Adison and Django getting acquainted

A Busy Day

On the morning of the eighth, we had visits from both our farrier and vet scheduled. The day started very early for us. If you are expecting a story totally about Danny, you aren't getting it. Danny was actually better behaved than his older counterparts. He did protest a little bit when our farrier, Dale Collis, trimmed his front hooves but he was a perfect gentleman for the back hooves and acted like an old pro with the vet, not even flinching when she gave him his shots. The other horses made up for his complacency....big time.
If you've been following any of my blogs for long, you know that the only difficult thing about our big red boy, Riley is that he can be a bit head shy and hard to catch and halter. Expecting the farrier to arrive not long after 8 AM that morning, I herded all of the horses into the round pen and put their halters on the very first thing. I envisioned a smooth transition from horse to horse with Steve and I taking time about bringing one of them up to the tying post. 

When Dale arrived, I already had Django ready. I started with Django since he's usually the most difficult where the farrier is concerned. He was actually, almost a gentlemen with just a wee bit of protest but nothing as drastic or dramatic as the time he threw Dale about ten feet and then dragged me down the hillside. No, this time there was just a little eye rolling and snorting but he soon realized that the large, solid post was a lot more difficult to intimidate than me.

As we'd planned, while I helped with Django, Steve brought Brandy up, who is always easy all around. I brought up Mouse after her and she was having a "lady's day" so the diva exploded a bit but we got her under control quickly and then she just stood there and looked offended. 

Steve asked which one I wanted next. I told him to just get Danny because Riley was difficult to catch. He of course took this as a challenge and said that he would get Riley.

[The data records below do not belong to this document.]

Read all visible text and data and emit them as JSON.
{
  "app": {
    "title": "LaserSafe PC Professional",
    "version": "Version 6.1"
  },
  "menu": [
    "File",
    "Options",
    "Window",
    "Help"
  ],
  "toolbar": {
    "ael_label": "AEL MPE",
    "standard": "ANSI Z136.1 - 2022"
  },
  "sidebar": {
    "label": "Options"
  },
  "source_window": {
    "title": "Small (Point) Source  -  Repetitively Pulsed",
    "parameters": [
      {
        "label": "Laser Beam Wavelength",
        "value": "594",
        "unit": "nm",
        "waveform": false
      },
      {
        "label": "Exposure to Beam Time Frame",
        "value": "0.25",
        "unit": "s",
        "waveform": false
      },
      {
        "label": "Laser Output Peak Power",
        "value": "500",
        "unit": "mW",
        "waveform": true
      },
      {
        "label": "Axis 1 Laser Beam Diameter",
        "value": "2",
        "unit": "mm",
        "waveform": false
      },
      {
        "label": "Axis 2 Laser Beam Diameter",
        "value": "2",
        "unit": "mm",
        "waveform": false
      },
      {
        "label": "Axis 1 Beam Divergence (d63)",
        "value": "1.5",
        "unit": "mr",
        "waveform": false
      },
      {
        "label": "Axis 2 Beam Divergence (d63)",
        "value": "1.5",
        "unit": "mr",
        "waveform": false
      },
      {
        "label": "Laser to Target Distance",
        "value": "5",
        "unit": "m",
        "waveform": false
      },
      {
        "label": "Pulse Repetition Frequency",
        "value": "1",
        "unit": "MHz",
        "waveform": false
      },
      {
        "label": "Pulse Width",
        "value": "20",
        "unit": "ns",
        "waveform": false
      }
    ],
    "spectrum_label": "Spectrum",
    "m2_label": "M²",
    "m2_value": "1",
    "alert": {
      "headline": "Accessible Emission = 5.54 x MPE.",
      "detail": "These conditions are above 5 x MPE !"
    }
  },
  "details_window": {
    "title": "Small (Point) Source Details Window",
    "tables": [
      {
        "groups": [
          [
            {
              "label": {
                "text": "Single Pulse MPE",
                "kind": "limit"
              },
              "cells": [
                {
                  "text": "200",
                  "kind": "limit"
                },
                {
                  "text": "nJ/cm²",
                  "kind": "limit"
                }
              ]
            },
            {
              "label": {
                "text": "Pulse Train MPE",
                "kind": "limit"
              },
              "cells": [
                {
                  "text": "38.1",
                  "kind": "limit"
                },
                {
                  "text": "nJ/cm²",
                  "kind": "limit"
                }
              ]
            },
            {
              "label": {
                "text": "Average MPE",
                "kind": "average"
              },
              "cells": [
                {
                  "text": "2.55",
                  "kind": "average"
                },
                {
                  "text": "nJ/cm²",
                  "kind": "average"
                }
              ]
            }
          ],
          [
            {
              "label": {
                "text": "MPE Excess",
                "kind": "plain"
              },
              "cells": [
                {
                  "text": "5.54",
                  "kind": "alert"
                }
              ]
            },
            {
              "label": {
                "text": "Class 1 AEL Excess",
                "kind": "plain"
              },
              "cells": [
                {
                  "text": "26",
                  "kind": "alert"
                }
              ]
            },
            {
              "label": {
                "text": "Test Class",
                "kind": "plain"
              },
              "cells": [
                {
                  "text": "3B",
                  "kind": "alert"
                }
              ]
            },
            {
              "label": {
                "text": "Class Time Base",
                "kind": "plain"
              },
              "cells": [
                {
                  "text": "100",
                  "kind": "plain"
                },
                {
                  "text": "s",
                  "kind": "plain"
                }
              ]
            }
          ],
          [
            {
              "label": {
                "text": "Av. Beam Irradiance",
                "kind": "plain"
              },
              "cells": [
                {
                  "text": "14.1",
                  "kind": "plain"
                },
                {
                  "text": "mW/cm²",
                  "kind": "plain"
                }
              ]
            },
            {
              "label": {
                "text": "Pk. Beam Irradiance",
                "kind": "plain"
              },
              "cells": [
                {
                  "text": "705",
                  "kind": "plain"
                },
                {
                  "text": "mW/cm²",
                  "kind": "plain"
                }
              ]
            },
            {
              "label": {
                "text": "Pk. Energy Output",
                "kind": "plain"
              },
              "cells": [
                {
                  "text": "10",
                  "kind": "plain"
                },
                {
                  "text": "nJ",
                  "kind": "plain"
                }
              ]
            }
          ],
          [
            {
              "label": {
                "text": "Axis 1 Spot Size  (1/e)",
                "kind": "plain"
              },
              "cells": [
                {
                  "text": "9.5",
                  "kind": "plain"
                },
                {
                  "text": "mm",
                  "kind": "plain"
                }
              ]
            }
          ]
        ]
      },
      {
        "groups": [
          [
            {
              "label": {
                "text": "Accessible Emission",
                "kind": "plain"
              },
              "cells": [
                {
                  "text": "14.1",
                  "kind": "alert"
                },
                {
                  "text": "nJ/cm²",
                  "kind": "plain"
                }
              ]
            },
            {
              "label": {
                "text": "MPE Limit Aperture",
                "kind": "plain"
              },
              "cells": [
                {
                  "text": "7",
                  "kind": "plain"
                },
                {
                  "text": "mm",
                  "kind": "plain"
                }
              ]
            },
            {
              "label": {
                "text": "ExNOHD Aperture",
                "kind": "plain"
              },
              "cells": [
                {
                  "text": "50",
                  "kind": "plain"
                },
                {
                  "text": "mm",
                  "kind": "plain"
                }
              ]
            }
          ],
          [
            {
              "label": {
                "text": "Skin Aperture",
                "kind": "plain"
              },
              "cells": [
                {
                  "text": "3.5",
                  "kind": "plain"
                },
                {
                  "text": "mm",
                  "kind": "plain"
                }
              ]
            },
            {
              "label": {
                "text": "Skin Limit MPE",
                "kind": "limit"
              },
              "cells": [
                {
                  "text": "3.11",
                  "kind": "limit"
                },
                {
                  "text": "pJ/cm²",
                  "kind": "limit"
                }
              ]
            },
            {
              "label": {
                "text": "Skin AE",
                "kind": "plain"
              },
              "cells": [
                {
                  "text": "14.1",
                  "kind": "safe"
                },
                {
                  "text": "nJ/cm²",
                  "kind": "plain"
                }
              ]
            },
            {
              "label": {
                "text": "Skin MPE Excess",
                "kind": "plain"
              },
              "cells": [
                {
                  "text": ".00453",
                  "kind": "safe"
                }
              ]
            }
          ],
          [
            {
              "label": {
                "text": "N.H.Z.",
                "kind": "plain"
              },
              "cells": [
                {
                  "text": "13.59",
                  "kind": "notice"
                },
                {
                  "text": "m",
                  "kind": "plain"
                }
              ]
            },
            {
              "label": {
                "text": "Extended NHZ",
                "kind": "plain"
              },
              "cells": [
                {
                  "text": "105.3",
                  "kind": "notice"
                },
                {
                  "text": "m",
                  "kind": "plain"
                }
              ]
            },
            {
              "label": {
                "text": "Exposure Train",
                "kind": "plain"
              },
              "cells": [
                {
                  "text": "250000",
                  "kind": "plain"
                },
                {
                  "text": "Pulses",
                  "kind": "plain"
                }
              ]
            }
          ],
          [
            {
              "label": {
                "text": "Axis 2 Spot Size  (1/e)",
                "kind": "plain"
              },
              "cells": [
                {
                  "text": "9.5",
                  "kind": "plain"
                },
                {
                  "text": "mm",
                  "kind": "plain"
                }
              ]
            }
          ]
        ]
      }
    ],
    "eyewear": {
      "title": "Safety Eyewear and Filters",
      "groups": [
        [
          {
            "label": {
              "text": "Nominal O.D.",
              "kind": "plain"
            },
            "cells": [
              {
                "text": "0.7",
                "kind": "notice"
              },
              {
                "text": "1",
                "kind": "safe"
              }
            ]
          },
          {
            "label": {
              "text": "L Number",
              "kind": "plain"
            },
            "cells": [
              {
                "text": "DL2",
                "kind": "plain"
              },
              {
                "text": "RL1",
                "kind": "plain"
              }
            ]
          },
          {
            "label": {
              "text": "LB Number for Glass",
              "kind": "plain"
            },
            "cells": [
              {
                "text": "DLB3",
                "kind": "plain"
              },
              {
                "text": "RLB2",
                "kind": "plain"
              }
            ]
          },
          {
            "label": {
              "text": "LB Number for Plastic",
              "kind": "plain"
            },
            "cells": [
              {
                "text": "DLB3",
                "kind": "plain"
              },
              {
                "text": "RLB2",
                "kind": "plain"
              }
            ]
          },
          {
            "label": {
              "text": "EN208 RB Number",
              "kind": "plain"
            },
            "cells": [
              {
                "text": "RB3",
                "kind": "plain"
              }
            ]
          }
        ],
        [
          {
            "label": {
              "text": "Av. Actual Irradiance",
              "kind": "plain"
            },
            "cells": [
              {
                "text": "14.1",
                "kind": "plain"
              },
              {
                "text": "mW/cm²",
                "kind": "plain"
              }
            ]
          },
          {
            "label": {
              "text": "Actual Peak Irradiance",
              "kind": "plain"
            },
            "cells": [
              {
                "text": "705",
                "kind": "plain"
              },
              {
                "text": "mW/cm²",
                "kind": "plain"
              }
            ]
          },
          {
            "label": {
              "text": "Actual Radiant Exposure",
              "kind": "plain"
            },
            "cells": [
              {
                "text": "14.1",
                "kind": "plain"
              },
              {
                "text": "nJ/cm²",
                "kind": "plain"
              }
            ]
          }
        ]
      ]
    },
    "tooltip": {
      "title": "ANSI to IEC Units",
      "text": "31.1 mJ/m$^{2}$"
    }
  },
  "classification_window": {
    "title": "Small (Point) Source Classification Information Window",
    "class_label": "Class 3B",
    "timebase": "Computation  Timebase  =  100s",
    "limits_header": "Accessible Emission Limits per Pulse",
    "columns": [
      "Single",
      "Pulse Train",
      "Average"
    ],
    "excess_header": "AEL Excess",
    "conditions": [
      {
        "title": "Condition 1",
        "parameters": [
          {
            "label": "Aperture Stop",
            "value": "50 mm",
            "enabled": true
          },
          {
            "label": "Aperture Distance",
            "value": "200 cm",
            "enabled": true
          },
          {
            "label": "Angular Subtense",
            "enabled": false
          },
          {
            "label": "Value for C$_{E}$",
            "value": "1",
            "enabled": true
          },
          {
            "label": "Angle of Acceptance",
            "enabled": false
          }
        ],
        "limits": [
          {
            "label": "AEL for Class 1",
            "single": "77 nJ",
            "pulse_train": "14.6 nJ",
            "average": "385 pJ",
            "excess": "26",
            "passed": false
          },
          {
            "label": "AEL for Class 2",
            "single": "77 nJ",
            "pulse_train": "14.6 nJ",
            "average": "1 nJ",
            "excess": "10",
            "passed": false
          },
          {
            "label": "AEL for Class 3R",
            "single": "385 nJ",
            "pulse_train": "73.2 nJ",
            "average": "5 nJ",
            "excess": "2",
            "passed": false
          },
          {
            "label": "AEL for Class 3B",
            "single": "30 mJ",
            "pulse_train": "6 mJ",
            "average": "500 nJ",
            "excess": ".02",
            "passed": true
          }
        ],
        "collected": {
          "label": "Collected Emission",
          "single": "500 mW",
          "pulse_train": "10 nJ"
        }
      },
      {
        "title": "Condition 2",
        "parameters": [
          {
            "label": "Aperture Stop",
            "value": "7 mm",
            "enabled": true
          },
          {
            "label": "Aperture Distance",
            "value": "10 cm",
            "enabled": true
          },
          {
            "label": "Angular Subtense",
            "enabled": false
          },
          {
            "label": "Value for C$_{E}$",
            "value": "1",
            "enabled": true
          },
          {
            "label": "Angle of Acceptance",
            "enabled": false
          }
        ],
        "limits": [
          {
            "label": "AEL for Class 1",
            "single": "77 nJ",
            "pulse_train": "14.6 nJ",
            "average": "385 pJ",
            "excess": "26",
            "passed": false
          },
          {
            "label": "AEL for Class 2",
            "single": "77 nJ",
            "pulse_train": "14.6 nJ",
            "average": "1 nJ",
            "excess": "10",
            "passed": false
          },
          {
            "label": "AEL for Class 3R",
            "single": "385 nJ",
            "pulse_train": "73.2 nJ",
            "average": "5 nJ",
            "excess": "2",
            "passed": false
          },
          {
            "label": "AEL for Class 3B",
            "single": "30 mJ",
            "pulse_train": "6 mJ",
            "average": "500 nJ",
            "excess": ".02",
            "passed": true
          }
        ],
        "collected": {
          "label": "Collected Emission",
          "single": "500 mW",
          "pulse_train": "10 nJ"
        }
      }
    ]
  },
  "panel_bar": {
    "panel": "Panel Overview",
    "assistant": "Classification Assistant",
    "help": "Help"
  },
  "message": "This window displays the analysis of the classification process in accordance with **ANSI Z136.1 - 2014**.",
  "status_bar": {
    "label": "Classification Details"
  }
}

I reached in my pocket and handed him the "Indian" halter that Huston made for me and that I try to always carry with me. It is basically just a length of soft rope with a loop on one end. It is usually easy to slip it around even the most skittish horses neck and capture them before they realize it. Steve said that he didn't need it but I made him take it anyway. Dale and I were concentrating on the oddly, disagreeable Mouse and paying no attention to Steve. Just as we finished up with Mouse, he comes walking up with not Riley but explanation, no excuses, just Danny. 

So, it was now my turn to go and get a horse and only one was left. I walked off forgetting to get the rope halter from Steve so I was left to my own wiles to capture him. He was wise to me and avoided me at first and no matter how I tried to corner him, he quickly slipped away. So, I decided to follow some of Huston's advice, I stood still and waited. At first he was concentrating on the feed I'd put in his bucket in an effort to distract him hoping that I could grab his halter but that plan had proven fruitless. As he ate, I stood silently behind him and he kept looking back at me with more than a little concern but then, the oddest thing happened, he turned and walked toward me, stopped right in front of me and dropped his head for me to hook the rope on the halter. Then, we calmly walked up the hill. Steve didn't seem to notice that I'd managed to capture Riley and he certainly never asked how but I did make sure he knew the entire story before the day was done. ;-)